U.S. Classification166/249, 166/177.6
International ClassificationE21B43/00, B06B1/06
Cooperative ClassificationB06B1/0633, E21B43/003, B06B1/0655
European ClassificationB06B1/06E4, B06B1/06C3C, E21B43/00C
Legal Events
DateCodeEventDescription
Feb 6, 2007FPExpired due to failure to pay maintenance fee
Effective date: 20061210
Dec 11, 2006LAPSLapse for failure to pay maintenance fees
Jun 28, 2006REMIMaintenance fee reminder mailed
May 13, 2003CCCertificate of correction
Feb 12, 2001ASAssignment
Owner name: PIEZO SONA-TOOL CORPORATION, CALIFORNIA
Free format text: ASSIGNMENT OF ASSIGNORS INTEREST;ASSIGNOR:KOMPANEK, HARRY W.;REEL/FRAME:011559/0641
Effective date: 20010205
Owner name: PIEZO SONA-TOOL CORPORATION 2734 JOHNSON DRIVE, SU

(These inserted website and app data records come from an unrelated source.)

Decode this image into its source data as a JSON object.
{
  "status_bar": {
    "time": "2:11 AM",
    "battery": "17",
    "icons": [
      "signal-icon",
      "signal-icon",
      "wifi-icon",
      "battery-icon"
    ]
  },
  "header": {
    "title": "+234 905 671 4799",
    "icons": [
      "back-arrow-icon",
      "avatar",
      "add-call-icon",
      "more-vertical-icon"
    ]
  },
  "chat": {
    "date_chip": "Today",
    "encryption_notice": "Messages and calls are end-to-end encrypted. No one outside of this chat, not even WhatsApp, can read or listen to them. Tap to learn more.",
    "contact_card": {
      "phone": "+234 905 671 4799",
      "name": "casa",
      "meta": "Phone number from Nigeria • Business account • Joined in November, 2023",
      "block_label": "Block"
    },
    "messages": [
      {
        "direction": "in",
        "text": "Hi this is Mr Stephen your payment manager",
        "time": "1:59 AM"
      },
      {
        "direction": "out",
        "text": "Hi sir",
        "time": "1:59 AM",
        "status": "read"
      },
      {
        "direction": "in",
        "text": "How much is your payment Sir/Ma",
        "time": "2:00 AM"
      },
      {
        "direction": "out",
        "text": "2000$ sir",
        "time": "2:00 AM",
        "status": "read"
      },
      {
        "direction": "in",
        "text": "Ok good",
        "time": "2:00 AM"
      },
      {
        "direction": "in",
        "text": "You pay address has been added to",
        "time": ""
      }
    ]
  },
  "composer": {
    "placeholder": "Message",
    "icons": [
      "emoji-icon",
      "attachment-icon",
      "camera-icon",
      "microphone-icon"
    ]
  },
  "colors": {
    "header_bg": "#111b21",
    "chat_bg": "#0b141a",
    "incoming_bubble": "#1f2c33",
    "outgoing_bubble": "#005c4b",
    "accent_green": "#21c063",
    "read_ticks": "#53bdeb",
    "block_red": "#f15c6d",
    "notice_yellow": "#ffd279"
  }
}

Free format text: ASSIGNMENT OF ASSIGNORS INTEREST;ASSIGNOR:KOMPANEK, HARRY W. /AR;REEL/FRAME:011559/0641